Written by Selbi Rejepova

Without lenses, cameras would be futile. A lens is an instrument that mounts onto the camera body and serves to bring the light to a fixed focal point and direct it to either the film strip (film camera), or the digital sensor (DSLR or mirrorless cameras). Camera lenses consist of a sequence of curved glass elements in configurations that either bulge outwards (convex) or curve inward (concave).

Prime vs. Zoom

Prime lenses have a fixed focal length, which means such a lens has a fixed angle of view that can not be adjusted. Prime lenses tend to have larger maximum aperture or f/stop than zoom lenses, which prove beneficial when shooting in low-light settings, as it enhances the chances of being able to capture subjects without the risk of motion blur from longer exposures. High-quality, professional prime lenses can achieve apertures as wide as f/0.95. Using prime lenses with wide apertures also allows for achieving the shallow depth of field, particularly advantageous in portrait photography, for a bokeh effect. 

Conversely, zoom lenses employ a set of lenses to enable various focal lengths within a single lens, offering greater versatility at the expense of speed. 

Lens Focal Length Types:

  • Ultra Wide-Angle Lens (8mm - 24mm) - at times referred to as fisheye lens for its ability to capture a very wide area of view, which results in a  distortion around the edges of the frame. 
  • Wide-Angle Lens (24mm - 35mm) - while it is characteristic for a wider angle focal lengths to distort the image, lenses of this size exhibit  minimal distortion that is not noticeable. They are ideal for capturing landscapes or when shooting in tight spaces. The captured subjects give the impression of being more distant than their actual proximity. .

  • Standard Lens (35/50mm - 70mm) - with an angle of view closely resembling that of the human eye, these lenses produce images that closely mimic our visual perception. Due to that, they are good for about any type of photography. Additionally, their large apertures, such as f/1.8 to f/1.4, facilitate exceptional performance in low-light situations and enable a pleasingly shallow depth of field.

  • Telephoto Lens (70mm - 300mm) - allow for capturing subjects from a distance making them ideal for scenarios requiring or desiring shooting from afar. Their ability to compress the background and subject, creating the illusion of proximity, offers a unique aesthetic perspective when selecting lens focal lengths. I frequently opt for using this lens for wide shots from a distance, rather than utilizing a 24mm lens, for instance, as it imparts a distinctive magnified effect, enhancing the sense of closeness between elements. These lenses often employ shallow depth of field. It contributes another facet to the process of making creative choices.
  • Super Telephoto Lens (300mm - 600mm) - optimal focal range for wildlife and sports photography particularly in situations where a photographer is either restricted in her/ his ability to approach subjects closely, or when you simply prefer not to be intrusive, such as when shooting weddings or events.
  • Macro Lens (60mm - 200mm) - allow for close-up shots of small objects/subjects commonly employed in product photography, or when capturing the intricate details of flowers or insects.
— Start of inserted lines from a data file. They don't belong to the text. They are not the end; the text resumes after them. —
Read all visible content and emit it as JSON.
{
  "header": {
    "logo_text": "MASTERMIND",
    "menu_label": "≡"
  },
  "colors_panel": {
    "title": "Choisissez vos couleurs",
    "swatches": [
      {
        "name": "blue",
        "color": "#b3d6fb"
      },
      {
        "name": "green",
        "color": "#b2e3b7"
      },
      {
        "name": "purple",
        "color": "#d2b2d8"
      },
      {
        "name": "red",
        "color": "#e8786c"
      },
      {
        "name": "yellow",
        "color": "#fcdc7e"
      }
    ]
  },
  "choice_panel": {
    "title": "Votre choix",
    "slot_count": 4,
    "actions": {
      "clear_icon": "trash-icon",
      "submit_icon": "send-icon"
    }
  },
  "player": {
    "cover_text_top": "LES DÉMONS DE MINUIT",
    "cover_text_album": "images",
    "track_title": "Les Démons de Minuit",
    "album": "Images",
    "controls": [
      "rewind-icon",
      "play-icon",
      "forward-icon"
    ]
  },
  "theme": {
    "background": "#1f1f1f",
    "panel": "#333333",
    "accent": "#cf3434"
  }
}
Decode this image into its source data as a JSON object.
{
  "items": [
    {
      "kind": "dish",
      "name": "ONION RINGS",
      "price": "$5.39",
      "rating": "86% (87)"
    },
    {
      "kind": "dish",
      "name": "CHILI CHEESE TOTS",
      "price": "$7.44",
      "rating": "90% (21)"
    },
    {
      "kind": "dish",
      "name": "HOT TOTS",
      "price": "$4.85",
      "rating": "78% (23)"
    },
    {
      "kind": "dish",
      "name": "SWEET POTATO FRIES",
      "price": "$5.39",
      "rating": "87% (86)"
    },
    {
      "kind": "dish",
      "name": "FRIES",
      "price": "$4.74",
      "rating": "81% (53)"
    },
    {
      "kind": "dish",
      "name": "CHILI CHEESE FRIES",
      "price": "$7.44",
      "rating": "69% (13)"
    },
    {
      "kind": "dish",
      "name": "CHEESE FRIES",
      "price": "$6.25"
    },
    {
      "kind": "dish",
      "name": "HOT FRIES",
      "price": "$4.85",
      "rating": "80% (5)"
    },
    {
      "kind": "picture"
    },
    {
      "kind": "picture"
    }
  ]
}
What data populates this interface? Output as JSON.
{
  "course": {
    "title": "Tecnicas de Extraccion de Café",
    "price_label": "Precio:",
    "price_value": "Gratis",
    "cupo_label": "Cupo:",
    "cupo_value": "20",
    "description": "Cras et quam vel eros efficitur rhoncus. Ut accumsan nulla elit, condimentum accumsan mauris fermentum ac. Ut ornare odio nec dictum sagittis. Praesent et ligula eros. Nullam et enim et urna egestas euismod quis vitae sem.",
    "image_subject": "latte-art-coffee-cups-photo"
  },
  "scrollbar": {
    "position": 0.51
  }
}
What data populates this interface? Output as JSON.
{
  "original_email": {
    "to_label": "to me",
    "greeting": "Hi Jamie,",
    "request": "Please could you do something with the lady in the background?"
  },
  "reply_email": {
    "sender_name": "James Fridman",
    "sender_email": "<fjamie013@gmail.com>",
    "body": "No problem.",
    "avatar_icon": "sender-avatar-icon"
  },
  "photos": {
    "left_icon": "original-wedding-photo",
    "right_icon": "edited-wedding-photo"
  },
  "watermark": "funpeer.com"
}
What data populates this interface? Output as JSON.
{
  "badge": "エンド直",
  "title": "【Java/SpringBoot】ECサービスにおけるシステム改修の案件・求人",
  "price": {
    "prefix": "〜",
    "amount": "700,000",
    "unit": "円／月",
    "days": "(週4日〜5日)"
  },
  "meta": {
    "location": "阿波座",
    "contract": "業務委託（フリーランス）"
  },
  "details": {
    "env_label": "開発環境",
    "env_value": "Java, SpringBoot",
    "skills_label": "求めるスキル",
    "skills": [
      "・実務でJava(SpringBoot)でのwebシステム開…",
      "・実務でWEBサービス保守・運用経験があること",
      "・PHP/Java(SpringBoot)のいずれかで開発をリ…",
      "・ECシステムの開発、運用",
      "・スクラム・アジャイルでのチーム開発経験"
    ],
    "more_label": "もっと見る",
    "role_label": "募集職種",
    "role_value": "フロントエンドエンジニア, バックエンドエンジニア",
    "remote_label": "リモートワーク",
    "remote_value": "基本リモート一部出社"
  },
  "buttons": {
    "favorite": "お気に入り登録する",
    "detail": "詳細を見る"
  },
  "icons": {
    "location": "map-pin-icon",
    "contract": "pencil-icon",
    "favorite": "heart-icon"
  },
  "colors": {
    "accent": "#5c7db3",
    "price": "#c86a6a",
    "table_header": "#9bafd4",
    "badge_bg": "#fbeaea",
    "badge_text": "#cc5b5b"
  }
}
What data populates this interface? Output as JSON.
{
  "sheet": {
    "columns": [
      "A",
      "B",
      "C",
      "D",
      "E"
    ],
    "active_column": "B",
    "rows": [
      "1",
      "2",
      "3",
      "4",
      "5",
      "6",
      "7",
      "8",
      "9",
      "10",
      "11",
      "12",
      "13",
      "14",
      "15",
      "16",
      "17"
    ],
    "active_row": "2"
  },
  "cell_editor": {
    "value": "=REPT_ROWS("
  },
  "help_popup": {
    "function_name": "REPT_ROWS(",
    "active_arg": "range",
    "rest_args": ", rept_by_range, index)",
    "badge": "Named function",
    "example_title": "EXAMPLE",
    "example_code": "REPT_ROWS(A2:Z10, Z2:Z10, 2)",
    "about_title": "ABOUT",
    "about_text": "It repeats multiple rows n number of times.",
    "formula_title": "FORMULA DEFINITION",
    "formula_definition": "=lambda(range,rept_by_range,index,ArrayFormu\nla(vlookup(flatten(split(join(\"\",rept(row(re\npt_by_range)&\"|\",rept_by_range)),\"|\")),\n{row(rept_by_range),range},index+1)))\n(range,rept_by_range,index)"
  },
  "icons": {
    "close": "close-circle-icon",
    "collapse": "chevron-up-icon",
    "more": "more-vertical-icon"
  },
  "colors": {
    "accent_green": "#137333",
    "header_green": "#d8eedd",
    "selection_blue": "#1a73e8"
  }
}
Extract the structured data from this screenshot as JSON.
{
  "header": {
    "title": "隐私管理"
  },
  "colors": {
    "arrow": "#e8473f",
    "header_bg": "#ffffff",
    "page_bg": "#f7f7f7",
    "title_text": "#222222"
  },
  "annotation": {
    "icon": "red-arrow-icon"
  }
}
They have the capability to capture subjects accurately reproducing them at 1:1 life-size ratios on the imaging sensor (or film). Opting for longer focal lengths would be advantageous when unable to approach subjects closely, such as when photographing insects.